“And for the most part, in my pa­trols around town, I have seen a good per­cent­age of the bi­cy­clists us­ing hand sig­nals, do­ing the head check, stay­ing within the bike lane or rid­ing to the right side of the road­way,” he said. “It’s just a few that all of a sud­den, they think that they’re in­de­struc­tible, and they just dart into a lane or they make a lane change with­out sig­nal­ing or do­ing a head check.”

For ev­ery­one to re­main safe, it takes ef­fort on ev­ery­one’s part.

Breyer sug­gested cy­clists go slow on roads like Alii Drive and con­sider going on prac­tice rides dur­ing times traf­fic is less busy. And for drivers, he said, the big­gest thing he’s seen is dis­tracted driv­ing and asked mo­torists to give cy­clists space to the side.

“We’re hu­man be­ings on bikes that weigh 20 pounds,” he said. “And it’s scary for us. We’re tak­ing risks ev­ery time we go out there, and we know it.”

Ad­di­tion­ally, We­ber said lo­cal cy­clists could con­sider start­ing their train­ing far­ther out­side town where there’s less traf­fic.

“It’s scary for us. We’re tak­ing risks ev­ery time we go out there, and we know it.” MICHAEL BREYER, IRON­MAN PAR­TIC­I­PANT


Cy­clists travel down Kuakini High­way on Oct. 11.


Triath­letes cy­cle on Queen Kaahu­manu High­way, train­ing for the Iron­man.

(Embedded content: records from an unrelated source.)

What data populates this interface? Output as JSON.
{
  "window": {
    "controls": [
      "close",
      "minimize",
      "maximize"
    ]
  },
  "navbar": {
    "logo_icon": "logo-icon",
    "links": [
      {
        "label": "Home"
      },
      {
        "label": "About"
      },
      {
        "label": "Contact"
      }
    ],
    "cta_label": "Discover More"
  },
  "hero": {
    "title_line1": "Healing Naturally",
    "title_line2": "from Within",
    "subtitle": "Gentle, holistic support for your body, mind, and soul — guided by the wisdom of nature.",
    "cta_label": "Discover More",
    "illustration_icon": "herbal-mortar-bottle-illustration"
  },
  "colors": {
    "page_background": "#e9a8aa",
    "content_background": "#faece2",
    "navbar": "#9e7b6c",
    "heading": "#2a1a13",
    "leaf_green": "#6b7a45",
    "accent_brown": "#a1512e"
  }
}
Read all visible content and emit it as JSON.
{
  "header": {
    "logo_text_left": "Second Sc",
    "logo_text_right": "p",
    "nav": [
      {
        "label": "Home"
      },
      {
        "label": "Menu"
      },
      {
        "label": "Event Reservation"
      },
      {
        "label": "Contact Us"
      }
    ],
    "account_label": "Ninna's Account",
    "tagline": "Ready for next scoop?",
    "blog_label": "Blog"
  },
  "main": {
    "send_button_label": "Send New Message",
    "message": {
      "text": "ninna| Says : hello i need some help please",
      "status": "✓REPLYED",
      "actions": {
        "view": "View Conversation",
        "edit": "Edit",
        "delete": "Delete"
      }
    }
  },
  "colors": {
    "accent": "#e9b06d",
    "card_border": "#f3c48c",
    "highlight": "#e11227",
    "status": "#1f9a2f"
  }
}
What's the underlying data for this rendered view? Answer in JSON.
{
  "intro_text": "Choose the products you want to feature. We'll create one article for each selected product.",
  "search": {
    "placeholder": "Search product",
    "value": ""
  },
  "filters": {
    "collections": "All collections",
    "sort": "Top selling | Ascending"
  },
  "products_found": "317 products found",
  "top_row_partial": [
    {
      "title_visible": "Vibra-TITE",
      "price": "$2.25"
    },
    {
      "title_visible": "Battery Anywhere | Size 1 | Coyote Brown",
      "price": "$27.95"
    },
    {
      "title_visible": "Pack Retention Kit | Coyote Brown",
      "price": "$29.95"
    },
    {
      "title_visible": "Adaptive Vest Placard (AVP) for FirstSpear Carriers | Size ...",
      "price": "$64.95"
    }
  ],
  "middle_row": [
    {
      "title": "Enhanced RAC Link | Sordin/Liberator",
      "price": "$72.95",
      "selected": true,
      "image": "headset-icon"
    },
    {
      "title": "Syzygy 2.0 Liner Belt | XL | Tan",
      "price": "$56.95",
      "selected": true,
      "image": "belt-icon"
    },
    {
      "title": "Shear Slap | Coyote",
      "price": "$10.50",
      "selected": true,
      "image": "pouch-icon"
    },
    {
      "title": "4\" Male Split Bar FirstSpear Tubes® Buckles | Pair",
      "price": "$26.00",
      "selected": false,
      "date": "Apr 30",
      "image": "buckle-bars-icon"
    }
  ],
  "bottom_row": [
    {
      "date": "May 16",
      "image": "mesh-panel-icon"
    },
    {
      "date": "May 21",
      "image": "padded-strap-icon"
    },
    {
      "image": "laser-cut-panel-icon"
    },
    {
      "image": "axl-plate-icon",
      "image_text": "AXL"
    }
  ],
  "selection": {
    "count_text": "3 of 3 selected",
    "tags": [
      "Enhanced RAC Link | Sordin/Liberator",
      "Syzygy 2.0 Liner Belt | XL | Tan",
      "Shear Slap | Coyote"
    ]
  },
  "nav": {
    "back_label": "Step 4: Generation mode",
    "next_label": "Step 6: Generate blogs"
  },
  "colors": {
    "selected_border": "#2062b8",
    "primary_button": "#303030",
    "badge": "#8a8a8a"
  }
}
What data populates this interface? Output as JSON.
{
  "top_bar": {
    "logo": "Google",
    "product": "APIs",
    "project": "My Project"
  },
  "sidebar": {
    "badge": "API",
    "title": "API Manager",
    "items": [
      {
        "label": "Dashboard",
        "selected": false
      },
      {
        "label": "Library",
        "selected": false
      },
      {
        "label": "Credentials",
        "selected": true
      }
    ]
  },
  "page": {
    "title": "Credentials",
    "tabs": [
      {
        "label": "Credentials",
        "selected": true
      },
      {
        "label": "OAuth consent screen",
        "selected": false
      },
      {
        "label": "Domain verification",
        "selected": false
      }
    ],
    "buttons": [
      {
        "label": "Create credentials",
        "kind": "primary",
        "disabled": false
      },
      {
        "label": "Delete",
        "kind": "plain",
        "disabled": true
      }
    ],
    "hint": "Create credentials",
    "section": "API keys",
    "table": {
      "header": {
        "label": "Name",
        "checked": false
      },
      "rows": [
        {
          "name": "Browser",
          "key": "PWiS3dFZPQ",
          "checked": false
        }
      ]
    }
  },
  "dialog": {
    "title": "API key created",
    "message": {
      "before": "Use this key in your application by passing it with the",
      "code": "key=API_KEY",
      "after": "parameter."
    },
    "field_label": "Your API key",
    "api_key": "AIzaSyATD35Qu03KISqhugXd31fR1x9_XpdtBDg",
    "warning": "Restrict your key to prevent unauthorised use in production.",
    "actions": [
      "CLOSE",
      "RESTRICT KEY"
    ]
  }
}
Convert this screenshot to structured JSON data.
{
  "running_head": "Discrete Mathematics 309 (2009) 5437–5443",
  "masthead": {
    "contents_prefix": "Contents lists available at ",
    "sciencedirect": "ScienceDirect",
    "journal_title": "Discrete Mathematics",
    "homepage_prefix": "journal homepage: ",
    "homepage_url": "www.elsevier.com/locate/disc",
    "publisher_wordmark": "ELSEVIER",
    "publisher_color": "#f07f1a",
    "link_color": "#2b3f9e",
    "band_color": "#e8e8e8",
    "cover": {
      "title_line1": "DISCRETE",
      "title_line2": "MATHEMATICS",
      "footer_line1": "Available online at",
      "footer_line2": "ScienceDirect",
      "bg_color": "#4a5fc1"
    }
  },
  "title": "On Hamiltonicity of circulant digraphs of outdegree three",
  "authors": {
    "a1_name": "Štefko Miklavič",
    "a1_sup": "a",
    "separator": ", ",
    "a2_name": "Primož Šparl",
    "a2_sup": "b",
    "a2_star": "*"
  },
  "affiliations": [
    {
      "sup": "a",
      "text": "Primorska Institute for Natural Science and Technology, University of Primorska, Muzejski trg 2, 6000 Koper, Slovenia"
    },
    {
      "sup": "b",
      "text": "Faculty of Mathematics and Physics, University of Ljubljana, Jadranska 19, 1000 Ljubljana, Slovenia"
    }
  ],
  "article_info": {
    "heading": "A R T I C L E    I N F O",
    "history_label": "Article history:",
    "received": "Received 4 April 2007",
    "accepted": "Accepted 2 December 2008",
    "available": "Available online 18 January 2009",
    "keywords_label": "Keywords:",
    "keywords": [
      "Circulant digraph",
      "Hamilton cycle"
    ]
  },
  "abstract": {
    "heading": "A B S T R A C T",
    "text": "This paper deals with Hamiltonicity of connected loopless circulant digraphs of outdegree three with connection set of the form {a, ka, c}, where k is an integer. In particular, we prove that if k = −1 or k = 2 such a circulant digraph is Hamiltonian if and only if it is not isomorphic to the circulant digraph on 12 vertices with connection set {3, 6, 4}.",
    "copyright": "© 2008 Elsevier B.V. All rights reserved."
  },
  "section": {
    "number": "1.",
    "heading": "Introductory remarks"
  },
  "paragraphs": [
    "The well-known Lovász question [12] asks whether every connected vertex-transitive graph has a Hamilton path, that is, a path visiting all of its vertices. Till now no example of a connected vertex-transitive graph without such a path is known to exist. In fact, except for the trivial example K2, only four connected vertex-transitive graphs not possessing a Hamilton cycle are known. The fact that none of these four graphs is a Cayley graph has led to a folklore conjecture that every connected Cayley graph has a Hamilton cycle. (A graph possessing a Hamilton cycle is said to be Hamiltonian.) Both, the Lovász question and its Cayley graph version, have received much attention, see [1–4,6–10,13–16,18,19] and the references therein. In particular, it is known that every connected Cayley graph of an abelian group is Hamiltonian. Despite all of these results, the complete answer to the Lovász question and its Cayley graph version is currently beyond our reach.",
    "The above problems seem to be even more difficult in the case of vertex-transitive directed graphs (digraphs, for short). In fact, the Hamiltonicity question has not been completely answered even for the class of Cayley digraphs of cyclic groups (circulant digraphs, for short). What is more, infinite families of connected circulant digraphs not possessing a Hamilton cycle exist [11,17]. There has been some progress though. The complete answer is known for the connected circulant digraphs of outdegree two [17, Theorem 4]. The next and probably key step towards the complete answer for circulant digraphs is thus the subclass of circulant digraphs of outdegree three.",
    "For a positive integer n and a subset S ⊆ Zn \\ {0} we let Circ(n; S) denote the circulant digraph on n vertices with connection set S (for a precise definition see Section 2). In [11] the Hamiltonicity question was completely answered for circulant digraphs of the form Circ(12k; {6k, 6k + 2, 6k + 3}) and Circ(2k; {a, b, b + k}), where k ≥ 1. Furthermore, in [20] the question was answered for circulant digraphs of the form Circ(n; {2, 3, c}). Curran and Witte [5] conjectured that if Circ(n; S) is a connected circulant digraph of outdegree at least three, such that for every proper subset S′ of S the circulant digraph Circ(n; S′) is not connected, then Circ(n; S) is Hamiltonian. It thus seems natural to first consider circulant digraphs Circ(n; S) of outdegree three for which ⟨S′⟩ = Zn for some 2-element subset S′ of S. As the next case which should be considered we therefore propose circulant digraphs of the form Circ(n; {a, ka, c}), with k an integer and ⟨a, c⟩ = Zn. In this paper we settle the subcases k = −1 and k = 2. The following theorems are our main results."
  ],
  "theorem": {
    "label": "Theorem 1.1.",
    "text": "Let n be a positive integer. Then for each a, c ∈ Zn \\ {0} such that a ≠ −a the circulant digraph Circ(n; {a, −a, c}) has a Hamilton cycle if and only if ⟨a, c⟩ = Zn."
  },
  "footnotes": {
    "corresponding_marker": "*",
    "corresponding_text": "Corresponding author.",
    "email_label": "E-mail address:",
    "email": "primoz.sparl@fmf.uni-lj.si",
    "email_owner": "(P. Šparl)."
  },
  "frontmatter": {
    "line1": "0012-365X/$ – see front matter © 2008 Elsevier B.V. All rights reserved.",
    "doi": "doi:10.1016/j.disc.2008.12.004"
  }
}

Newspapers in English

Newspapers from USA

© PressReader. All rights reserved.